▸ TASK TO COMPLETE:
Would you filter the listing below so that only lines with the word "initials" remain?

▸ RECORDED INFORMATION:
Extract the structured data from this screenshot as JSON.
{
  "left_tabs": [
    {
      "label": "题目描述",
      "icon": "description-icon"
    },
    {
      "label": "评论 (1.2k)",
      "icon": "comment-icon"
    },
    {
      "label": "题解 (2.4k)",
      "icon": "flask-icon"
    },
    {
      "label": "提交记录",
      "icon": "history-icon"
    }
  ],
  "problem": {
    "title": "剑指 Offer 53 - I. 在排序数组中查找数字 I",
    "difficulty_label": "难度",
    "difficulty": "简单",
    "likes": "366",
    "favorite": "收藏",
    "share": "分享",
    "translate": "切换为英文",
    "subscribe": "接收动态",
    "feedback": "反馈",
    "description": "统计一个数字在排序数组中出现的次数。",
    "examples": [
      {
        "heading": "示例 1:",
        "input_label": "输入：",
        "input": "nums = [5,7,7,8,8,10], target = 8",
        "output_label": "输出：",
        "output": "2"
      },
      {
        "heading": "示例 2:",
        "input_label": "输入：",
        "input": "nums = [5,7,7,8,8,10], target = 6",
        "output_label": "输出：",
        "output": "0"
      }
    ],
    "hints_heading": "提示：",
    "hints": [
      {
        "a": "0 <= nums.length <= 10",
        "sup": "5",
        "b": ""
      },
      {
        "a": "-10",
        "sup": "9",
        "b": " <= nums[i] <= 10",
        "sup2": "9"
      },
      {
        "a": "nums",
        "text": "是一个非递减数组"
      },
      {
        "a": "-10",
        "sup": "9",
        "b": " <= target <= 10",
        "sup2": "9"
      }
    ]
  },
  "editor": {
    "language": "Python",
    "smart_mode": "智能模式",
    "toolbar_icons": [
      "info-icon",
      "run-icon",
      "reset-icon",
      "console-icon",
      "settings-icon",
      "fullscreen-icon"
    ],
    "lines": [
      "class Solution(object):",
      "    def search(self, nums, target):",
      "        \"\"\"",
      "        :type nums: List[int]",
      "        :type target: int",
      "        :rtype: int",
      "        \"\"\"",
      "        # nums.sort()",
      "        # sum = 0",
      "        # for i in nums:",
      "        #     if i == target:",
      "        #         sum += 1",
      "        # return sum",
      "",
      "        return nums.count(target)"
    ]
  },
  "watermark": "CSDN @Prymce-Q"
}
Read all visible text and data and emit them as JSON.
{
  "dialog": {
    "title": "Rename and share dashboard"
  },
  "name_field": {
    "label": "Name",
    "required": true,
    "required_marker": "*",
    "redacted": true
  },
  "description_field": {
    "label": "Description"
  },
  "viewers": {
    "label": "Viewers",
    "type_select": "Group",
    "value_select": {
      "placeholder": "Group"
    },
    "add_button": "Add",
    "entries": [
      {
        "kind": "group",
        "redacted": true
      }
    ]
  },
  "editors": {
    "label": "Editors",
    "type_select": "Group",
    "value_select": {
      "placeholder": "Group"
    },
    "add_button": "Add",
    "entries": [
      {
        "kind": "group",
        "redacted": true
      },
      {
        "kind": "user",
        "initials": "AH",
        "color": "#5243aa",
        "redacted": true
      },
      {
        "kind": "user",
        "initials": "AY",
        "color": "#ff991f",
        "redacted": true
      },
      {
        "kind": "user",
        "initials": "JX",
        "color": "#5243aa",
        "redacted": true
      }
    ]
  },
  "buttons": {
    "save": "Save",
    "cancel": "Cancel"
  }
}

▸ TASK ANSWER:
        "initials": "AH",
        "initials": "AY",
        "initials": "JX",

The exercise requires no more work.